Discrimination

Discrimination involves unfairly treating a person or group differently from other people or groups of people.

It is against the law to discriminate against someone because of a personal characteristic, like age, gender, race or disability which is protected by the law. The law says that it is wrong to discriminate against someone on these grounds in certain areas of public life.  

Understanding what counts as discrimination can be complicated.

Find out:

  • how discrimination can happen 
  • about the laws against discrimination, and
  • what you can do about discrimination.

How can discrimination happen?

Discrimination can happen in two ways:

  • Direct - where someone treats you less favourably than they would treat anyone else under the same or similar circumstances. 
  • Indirect - where a law, policy or practice seems to apply to everyone equally, but it actually affects a large number of people of a particular race, sex or other social group because they cannot comply with that requirement.

Are there laws against discrimination?

You may have been treated unfairly in some situations, but this is not always against the law. 

There are several national and state laws which protect people from unlawful discrimination if:

  • it is because of certain grounds (such as age, race, gender and other personal characteristics) and
  • it occurs in certain areas of public life (including employment).

There are laws to protect people who are victimised if they complain about discrimination. It is also unlawful to publish or display an advertisement that shows an intention to discriminate.

What can I do about discrimination?

You should seek legal advice if you feel that you have been unlawfully discriminated against.

If you believe you have been discriminated against, it is important to try and get evidence about what happened. For example, getting the names and details of any people who witnessed an incident. 

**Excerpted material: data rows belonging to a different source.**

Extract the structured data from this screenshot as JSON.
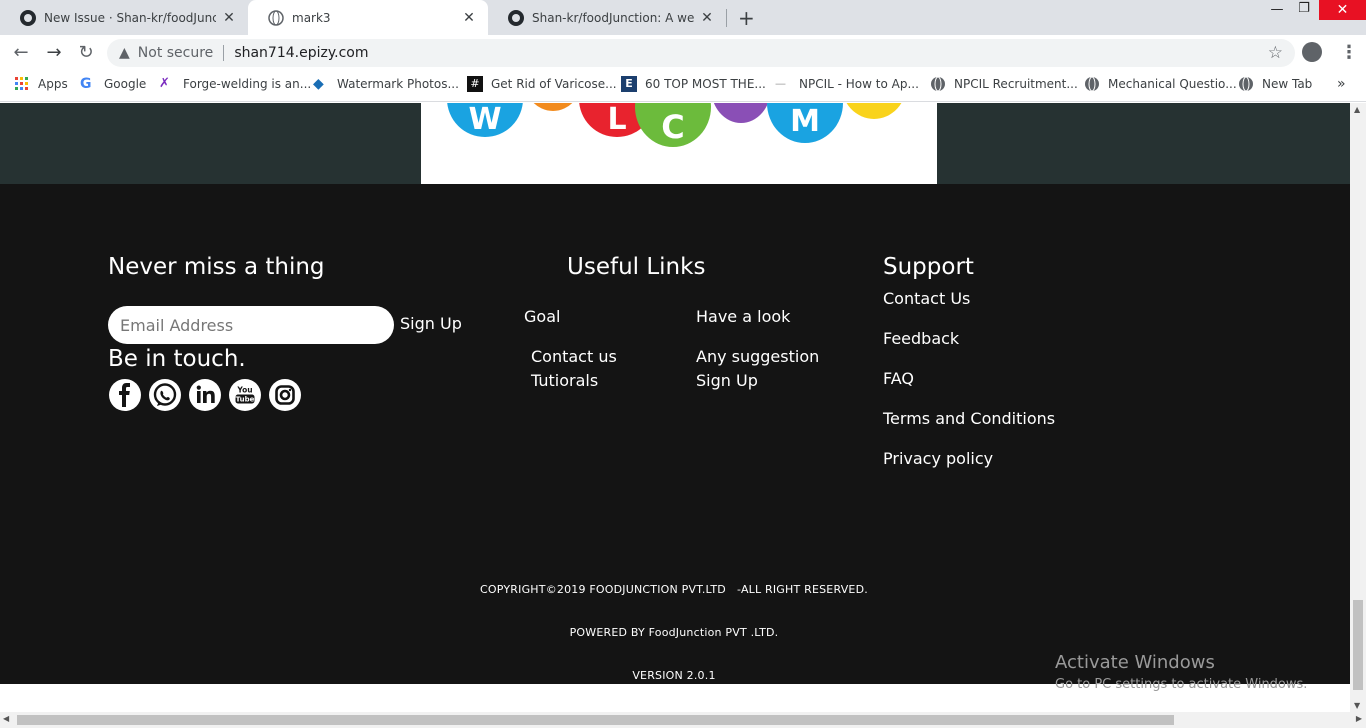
{
  "tabs": [
    {
      "title": "New Issue · Shan-kr/foodJunction",
      "icon": "github-icon"
    },
    {
      "title": "mark3",
      "icon": "globe-icon"
    },
    {
      "title": "Shan-kr/foodJunction: A website",
      "icon": "github-icon"
    }
  ],
  "toolbar": {
    "security": "Not secure",
    "url": "shan714.epizy.com"
  },
  "bookmarks": [
    {
      "label": "Apps",
      "icon": "apps-grid-icon"
    },
    {
      "label": "Google",
      "icon": "google-icon"
    },
    {
      "label": "Forge-welding is an...",
      "icon": "forge-icon"
    },
    {
      "label": "Watermark Photos...",
      "icon": "watermark-icon"
    },
    {
      "label": "Get Rid of Varicose...",
      "icon": "varicose-icon"
    },
    {
      "label": "60 TOP MOST THE...",
      "icon": "e-icon"
    },
    {
      "label": "NPCIL - How to Ap...",
      "icon": "npcil-icon"
    },
    {
      "label": "NPCIL Recruitment...",
      "icon": "globe-icon"
    },
    {
      "label": "Mechanical Questio...",
      "icon": "globe-icon"
    },
    {
      "label": "New Tab",
      "icon": "globe-icon"
    }
  ],
  "footer": {
    "newsletter_heading": "Never miss a thing",
    "email_placeholder": "Email Address",
    "signup_label": "Sign Up",
    "touch_heading": "Be in touch.",
    "useful_heading": "Useful Links",
    "useful_links": [
      "Goal",
      "Have a look",
      "Contact us",
      "Any suggestion",
      "Tutiorals",
      "Sign Up"
    ],
    "support_heading": "Support",
    "support_links": [
      "Contact Us",
      "Feedback",
      "FAQ",
      "Terms and Conditions",
      "Privacy policy"
    ],
    "copyright": "COPYRIGHT©2019 FOODJUNCTION PVT.LTD   -ALL RIGHT RESERVED.",
    "powered": "POWERED BY FoodJunction PVT .LTD.",
    "version": "VERSION 2.0.1"
  },
  "watermark": {
    "title": "Activate Windows",
    "subtitle": "Go to PC settings to activate Windows."
  },
  "colors": {
    "banner": "#263232",
    "footer": "#141414"
  }
}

Sometimes people do not realise they are discriminating against you. You have the right to complain about it by speaking to them. If what happened was unintentional, taking informal action may help resolve the issue. 

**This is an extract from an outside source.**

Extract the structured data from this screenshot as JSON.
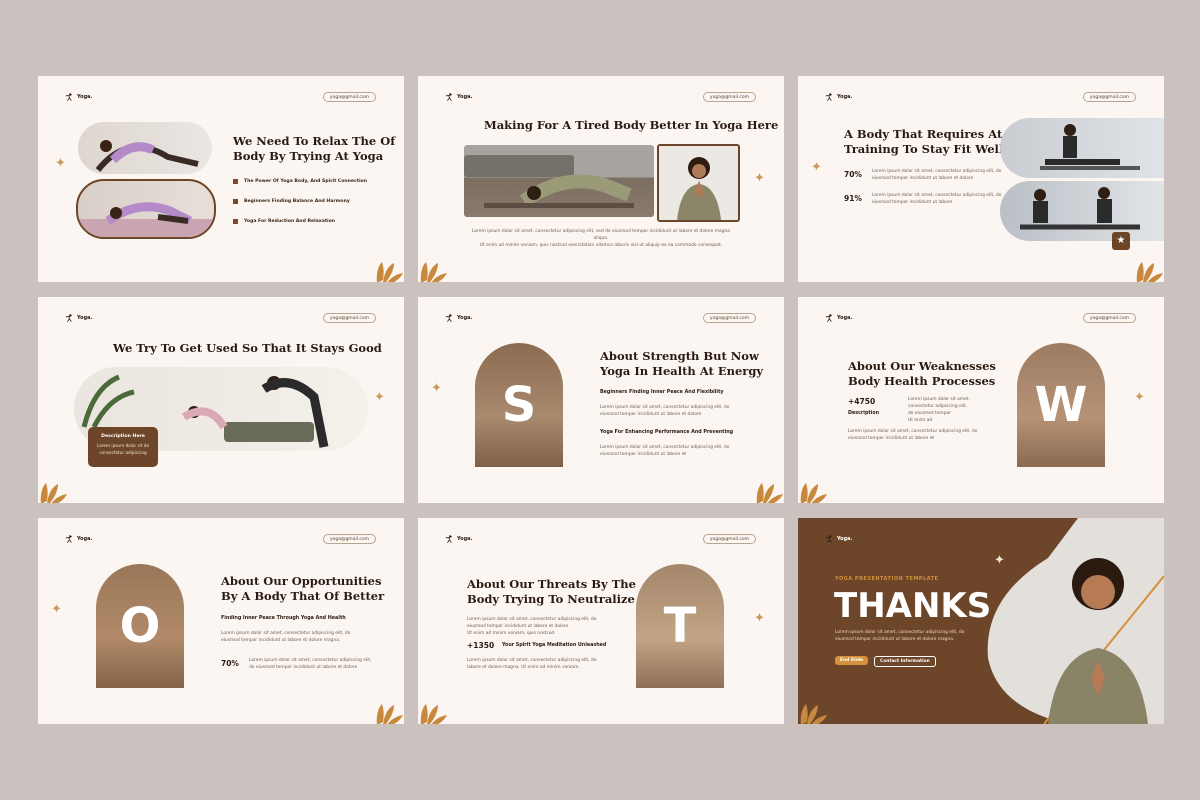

If the discrimination happens at work, you may want to talk to your manager or trade union representative. They can help you lodge a complaint, or make one for you.

Where can I make a complaint about unlawful discrimination?

You can make a complaint to

If your complaint relates to discrimination by an employer (or prospective employer), you may be able to make a complaint to the Fair Work Commission or the Fair Work Ombudsman. There are rules about who can apply to these bodies and strict time limits apply. You can get more information about job-related discrimination in Your rights at work.

You should get legal advice about your situation and to find out who you should complaint to about unlawful discrimination. 

Are there time limits for making a complaint?

If you are making a complaint about unlawful discrimination, you should get legal advice and lodge your complaint as soon as you can. This will make it easier and quicker to sort out the issue.

A complaint to the Equal Opportunity Commission must be lodged within 12 months of when the incident took place. If you lodge a complaint out of time, you will need to show you had a good reason for why you did not make the complaint earlier.

There is no time limit for making a complaint about unlawful discrimination to the Australian Human Rights Commission. However, there is now a discretion to close a complaint if it is lodged more than 6 months after the alleged incident took place. 

Complaints to the Fair Work Commission about unlawful discrimination have a very strict 21 day time limit. Extensions are only given in exceptional cases.

What happens with complaints?

The Equal Opportunity Commission and Australian Human Rights Commission first try to resolve problems through conciliation. Conciliation involves working with the parties to talk through the issues and look for a solution. The Commission makes no findings about what happened, or whether someone has broken the law.

If conciliation does not solve the problem, you can apply to:

 

More information

Equal Opportunity Commission WA
Australian Human Rights Commission

 

Reviewed: 21 May 2018

Disclaimer

The information displayed on this page is provided for information purposes only and does not constitute legal advice. If you have a legal problem, you should see a lawyer. Legal Aid Western Australia aims to provide information that is accurate, however does not accept responsibility for any errors or omissions in the information provided on this page or incorporated into it by reference.